On Wednesday July 24 at midnight Ricardo Rosselló announced that he will resign from his position as governor of Puerto Rico by August 2. His announcement comes after over a week of intense protests across Puerto Rico and the diaspora demanding that he step down.
The demands for his resignation began after the leak of 900 pages of a group chat between Rosselló and his close political advisors wherein they used misogynist, homophobic and insensitive language to discuss other politicians, journalists, activists and even poked fun at the victims of the devastating Hurricane Maria. Furthermore, on July 10, two members of Rosselló’s administration were arrested on corruption charges involving the misdirection of $15 million in education and health funding while they were in office.

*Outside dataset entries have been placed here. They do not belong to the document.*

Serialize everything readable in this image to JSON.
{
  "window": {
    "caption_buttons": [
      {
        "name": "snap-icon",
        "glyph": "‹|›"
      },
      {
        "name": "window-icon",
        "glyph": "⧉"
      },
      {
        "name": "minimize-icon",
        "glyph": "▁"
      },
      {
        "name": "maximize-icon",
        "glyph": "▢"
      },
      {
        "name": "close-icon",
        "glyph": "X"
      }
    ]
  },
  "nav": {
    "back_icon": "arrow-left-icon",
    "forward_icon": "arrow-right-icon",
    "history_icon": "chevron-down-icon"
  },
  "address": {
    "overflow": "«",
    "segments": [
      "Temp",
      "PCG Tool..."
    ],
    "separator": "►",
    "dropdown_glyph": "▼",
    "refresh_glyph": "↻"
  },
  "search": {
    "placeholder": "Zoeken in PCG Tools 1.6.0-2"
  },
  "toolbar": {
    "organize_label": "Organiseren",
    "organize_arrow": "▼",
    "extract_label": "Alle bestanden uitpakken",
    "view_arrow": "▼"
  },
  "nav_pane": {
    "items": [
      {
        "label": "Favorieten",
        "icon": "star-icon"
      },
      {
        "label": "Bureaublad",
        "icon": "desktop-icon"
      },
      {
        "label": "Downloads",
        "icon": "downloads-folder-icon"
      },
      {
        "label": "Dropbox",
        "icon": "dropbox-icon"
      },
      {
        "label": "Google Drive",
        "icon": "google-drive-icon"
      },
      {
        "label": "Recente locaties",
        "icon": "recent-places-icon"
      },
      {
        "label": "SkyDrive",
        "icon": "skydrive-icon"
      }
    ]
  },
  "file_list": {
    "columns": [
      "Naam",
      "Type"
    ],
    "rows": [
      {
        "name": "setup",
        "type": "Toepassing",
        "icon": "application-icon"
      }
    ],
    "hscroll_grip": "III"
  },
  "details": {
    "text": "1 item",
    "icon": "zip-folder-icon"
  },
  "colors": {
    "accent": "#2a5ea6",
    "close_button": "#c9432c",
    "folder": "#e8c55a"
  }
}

Rosselló’s announcement is being hailed as a victory for the brave people of Puerto Rico who have been on the streets outside Fortaleza, the governor’s mansion every night since the “chat-scandal” broke. They faced heavy police repression, violence and arrests but still remained steadfast in their demand. The protests were also representative of the diverse culture of Puerto Rico, many involved drumming, singing, dancing and other cultural expressions and attracted people of all ages and backgrounds.
— La Junta de Control (@juntadecontrol) July 25, 2019
People celebrating outside Fortaleza after Rosselló’s announcement.
The mobilizations with hundreds of thousands on the streets even drew the participation of major Puerto Rican artists such as René Pérez of Calle 13, Ricky Martin, Bad Bunny, and others.
However, as Puerto Rican people’s movements and organizations have warned throughout, the resignation of Rosselló is just a first step. In order for the Puerto Rican people to live freely, with access to healthcare and education, without the siphoning of their tax dollars into the pockets of corrupt politicians, greater structural changes are necessary.
The Puerto Rican social movement Jornada: Se Acabaron Las Promesas wrote on their Facebook before Wednesday’s announcement: “[The resignation of Rosselló] is not enough. Ricky can go, but what are we left with, another round of the Popular [party]? With the colonial dictatorship of the Fiscal Control Board that seeks to destroy our health, education and lives to pay a debt that we did not create? It is time to imagine new forms of governing and living in this island.”
This latest round of mobilizations has given new energy and life into Puerto Rico’s demands for independence and autonomy from US rule. The situation over the past couple of years with the imposition of the Fiscal Control Board and the devastating Hurricane Maria, have put the people of Puerto Rico in an even more vulnerable situation, and the people have had enough.